### ABOUT THIS EXERCISE
Write the data out again exactly and in full.

### DATA TO EXAMINE
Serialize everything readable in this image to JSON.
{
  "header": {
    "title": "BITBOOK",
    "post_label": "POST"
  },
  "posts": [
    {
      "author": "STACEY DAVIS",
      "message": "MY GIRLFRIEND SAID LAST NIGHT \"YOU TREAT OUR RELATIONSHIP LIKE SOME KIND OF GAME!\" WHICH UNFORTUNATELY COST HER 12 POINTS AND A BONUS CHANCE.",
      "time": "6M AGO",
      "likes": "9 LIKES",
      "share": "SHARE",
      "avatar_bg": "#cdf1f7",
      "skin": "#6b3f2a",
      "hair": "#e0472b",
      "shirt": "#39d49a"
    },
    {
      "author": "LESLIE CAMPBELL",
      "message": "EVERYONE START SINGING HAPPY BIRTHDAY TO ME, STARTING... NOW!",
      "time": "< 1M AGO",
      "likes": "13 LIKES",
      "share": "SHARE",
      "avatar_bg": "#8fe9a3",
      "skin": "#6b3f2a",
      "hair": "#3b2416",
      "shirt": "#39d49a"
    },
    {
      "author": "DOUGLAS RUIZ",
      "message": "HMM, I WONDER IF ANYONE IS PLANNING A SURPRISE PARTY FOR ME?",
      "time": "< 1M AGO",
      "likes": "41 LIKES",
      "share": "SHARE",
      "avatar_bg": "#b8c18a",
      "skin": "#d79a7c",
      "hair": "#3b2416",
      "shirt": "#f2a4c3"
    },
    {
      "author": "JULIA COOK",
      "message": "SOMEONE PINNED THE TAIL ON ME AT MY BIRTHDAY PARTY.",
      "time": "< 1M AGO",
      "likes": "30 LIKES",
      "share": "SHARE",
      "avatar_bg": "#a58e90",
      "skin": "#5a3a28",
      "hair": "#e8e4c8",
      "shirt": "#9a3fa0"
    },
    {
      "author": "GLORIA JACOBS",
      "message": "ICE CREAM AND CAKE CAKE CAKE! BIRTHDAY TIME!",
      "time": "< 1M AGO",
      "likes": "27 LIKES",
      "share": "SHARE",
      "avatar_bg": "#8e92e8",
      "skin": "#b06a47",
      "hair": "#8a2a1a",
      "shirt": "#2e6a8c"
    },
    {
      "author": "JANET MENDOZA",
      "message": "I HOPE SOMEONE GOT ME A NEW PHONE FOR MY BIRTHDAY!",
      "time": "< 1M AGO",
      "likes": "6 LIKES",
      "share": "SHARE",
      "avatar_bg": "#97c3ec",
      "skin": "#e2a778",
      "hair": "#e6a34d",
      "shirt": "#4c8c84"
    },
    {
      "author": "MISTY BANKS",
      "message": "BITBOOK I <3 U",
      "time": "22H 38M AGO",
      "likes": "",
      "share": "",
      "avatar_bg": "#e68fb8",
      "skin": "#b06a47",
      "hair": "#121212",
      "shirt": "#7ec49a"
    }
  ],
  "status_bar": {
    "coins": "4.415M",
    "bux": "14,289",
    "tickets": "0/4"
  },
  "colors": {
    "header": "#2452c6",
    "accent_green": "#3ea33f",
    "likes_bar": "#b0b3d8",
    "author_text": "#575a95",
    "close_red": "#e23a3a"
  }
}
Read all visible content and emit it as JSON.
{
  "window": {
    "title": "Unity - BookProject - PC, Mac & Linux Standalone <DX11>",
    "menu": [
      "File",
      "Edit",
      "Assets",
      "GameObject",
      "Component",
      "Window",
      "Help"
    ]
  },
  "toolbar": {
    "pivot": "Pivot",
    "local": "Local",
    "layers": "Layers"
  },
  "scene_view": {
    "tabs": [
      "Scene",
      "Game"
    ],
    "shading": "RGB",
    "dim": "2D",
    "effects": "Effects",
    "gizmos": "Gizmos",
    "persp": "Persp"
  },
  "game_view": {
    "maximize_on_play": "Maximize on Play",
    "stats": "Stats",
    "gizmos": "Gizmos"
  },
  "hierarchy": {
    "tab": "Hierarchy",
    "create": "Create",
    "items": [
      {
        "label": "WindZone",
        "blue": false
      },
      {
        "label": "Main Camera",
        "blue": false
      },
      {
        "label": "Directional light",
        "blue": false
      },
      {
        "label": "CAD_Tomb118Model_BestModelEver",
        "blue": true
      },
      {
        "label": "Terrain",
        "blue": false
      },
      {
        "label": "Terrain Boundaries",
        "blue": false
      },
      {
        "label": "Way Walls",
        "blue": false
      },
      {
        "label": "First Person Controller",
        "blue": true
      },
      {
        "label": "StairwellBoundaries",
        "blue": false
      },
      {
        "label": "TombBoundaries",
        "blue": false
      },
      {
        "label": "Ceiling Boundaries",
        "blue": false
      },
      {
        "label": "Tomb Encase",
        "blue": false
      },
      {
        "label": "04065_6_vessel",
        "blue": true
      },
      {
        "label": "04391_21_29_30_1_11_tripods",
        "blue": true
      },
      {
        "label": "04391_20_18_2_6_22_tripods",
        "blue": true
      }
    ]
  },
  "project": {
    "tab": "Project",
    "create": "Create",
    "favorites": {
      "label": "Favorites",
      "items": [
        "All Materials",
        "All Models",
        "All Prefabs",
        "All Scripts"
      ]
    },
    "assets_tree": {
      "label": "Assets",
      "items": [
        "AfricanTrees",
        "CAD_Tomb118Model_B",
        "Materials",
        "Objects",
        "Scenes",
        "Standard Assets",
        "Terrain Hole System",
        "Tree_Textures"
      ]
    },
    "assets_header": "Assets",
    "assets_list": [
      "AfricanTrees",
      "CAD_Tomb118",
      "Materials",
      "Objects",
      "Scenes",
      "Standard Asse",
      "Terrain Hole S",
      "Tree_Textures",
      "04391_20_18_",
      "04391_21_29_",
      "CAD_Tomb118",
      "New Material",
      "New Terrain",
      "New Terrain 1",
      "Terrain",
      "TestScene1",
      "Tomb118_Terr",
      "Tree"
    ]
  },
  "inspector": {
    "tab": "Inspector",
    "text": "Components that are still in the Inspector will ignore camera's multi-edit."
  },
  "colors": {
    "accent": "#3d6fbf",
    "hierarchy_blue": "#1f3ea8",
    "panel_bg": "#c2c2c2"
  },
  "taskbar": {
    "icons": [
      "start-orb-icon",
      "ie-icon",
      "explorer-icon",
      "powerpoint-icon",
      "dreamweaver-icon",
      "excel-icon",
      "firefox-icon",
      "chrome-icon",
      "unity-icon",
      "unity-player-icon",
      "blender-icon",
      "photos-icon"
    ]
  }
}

### COMPLETED TASK
Serialize everything readable in this image to JSON.
{
  "header": {
    "title": "BITBOOK",
    "post_label": "POST"
  },
  "posts": [
    {
      "author": "STACEY DAVIS",
      "message": "MY GIRLFRIEND SAID LAST NIGHT \"YOU TREAT OUR RELATIONSHIP LIKE SOME KIND OF GAME!\" WHICH UNFORTUNATELY COST HER 12 POINTS AND A BONUS CHANCE.",
      "time": "6M AGO",
      "likes": "9 LIKES",
      "share": "SHARE",
      "avatar_bg": "#cdf1f7",
      "skin": "#6b3f2a",
      "hair": "#e0472b",
      "shirt": "#39d49a"
    },
    {
      "author": "LESLIE CAMPBELL",
      "message": "EVERYONE START SINGING HAPPY BIRTHDAY TO ME, STARTING... NOW!",
      "time": "< 1M AGO",
      "likes": "13 LIKES",
      "share": "SHARE",
      "avatar_bg": "#8fe9a3",
      "skin": "#6b3f2a",
      "hair": "#3b2416",
      "shirt": "#39d49a"
    },
    {
      "author": "DOUGLAS RUIZ",
      "message": "HMM, I WONDER IF ANYONE IS PLANNING A SURPRISE PARTY FOR ME?",
      "time": "< 1M AGO",
      "likes": "41 LIKES",
      "share": "SHARE",
      "avatar_bg": "#b8c18a",
      "skin": "#d79a7c",
      "hair": "#3b2416",
      "shirt": "#f2a4c3"
    },
    {
      "author": "JULIA COOK",
      "message": "SOMEONE PINNED THE TAIL ON ME AT MY BIRTHDAY PARTY.",
      "time": "< 1M AGO",
      "likes": "30 LIKES",
      "share": "SHARE",
      "avatar_bg": "#a58e90",
      "skin": "#5a3a28",
      "hair": "#e8e4c8",
      "shirt": "#9a3fa0"
    },
    {
      "author": "GLORIA JACOBS",
      "message": "ICE CREAM AND CAKE CAKE CAKE! BIRTHDAY TIME!",
      "time": "< 1M AGO",
      "likes": "27 LIKES",
      "share": "SHARE",
      "avatar_bg": "#8e92e8",
      "skin": "#b06a47",
      "hair": "#8a2a1a",
      "shirt": "#2e6a8c"
    },
    {
      "author": "JANET MENDOZA",
      "message": "I HOPE SOMEONE GOT ME A NEW PHONE FOR MY BIRTHDAY!",
      "time": "< 1M AGO",
      "likes": "6 LIKES",
      "share": "SHARE",
      "avatar_bg": "#97c3ec",
      "skin": "#e2a778",
      "hair": "#e6a34d",
      "shirt": "#4c8c84"
    },
    {
      "author": "MISTY BANKS",
      "message": "BITBOOK I <3 U",
      "time": "22H 38M AGO",
      "likes": "",
      "share": "",
      "avatar_bg": "#e68fb8",
      "skin": "#b06a47",
      "hair": "#121212",
      "shirt": "#7ec49a"
    }
  ],
  "status_bar": {
    "coins": "4.415M",
    "bux": "14,289",
    "tickets": "0/4"
  },
  "colors": {
    "header": "#2452c6",
    "accent_green": "#3ea33f",
    "likes_bar": "#b0b3d8",
    "author_text": "#575a95",
    "close_red": "#e23a3a"
  }
}
Read all visible content and emit it as JSON.
{
  "window": {
    "title": "Unity - BookProject - PC, Mac & Linux Standalone <DX11>",
    "menu": [
      "File",
      "Edit",
      "Assets",
      "GameObject",
      "Component",
      "Window",
      "Help"
    ]
  },
  "toolbar": {
    "pivot": "Pivot",
    "local": "Local",
    "layers": "Layers"
  },
  "scene_view": {
    "tabs": [
      "Scene",
      "Game"
    ],
    "shading": "RGB",
    "dim": "2D",
    "effects": "Effects",
    "gizmos": "Gizmos",
    "persp": "Persp"
  },
  "game_view": {
    "maximize_on_play": "Maximize on Play",
    "stats": "Stats",
    "gizmos": "Gizmos"
  },
  "hierarchy": {
    "tab": "Hierarchy",
    "create": "Create",
    "items": [
      {
        "label": "WindZone",
        "blue": false
      },
      {
        "label": "Main Camera",
        "blue": false
      },
      {
        "label": "Directional light",
        "blue": false
      },
      {
        "label": "CAD_Tomb118Model_BestModelEver",
        "blue": true
      },
      {
        "label": "Terrain",
        "blue": false
      },
      {
        "label": "Terrain Boundaries",
        "blue": false
      },
      {
        "label": "Way Walls",
        "blue": false
      },
      {
        "label": "First Person Controller",
        "blue": true
      },
      {
        "label": "StairwellBoundaries",
        "blue": false
      },
      {
        "label": "TombBoundaries",
        "blue": false
      },
      {
        "label": "Ceiling Boundaries",
        "blue": false
      },
      {
        "label": "Tomb Encase",
        "blue": false
      },
      {
        "label": "04065_6_vessel",
        "blue": true
      },
      {
        "label": "04391_21_29_30_1_11_tripods",
        "blue": true
      },
      {
        "label": "04391_20_18_2_6_22_tripods",
        "blue": true
      }
    ]
  },
  "project": {
    "tab": "Project",
    "create": "Create",
    "favorites": {
      "label": "Favorites",
      "items": [
        "All Materials",
        "All Models",
        "All Prefabs",
        "All Scripts"
      ]
    },
    "assets_tree": {
      "label": "Assets",
      "items": [
        "AfricanTrees",
        "CAD_Tomb118Model_B",
        "Materials",
        "Objects",
        "Scenes",
        "Standard Assets",
        "Terrain Hole System",
        "Tree_Textures"
      ]
    },
    "assets_header": "Assets",
    "assets_list": [
      "AfricanTrees",
      "CAD_Tomb118",
      "Materials",
      "Objects",
      "Scenes",
      "Standard Asse",
      "Terrain Hole S",
      "Tree_Textures",
      "04391_20_18_",
      "04391_21_29_",
      "CAD_Tomb118",
      "New Material",
      "New Terrain",
      "New Terrain 1",
      "Terrain",
      "TestScene1",
      "Tomb118_Terr",
      "Tree"
    ]
  },
  "inspector": {
    "tab": "Inspector",
    "text": "Components that are still in the Inspector will ignore camera's multi-edit."
  },
  "colors": {
    "accent": "#3d6fbf",
    "hierarchy_blue": "#1f3ea8",
    "panel_bg": "#c2c2c2"
  },
  "taskbar": {
    "icons": [
      "start-orb-icon",
      "ie-icon",
      "explorer-icon",
      "powerpoint-icon",
      "dreamweaver-icon",
      "excel-icon",
      "firefox-icon",
      "chrome-icon",
      "unity-icon",
      "unity-player-icon",
      "blender-icon",
      "photos-icon"
    ]
  }
}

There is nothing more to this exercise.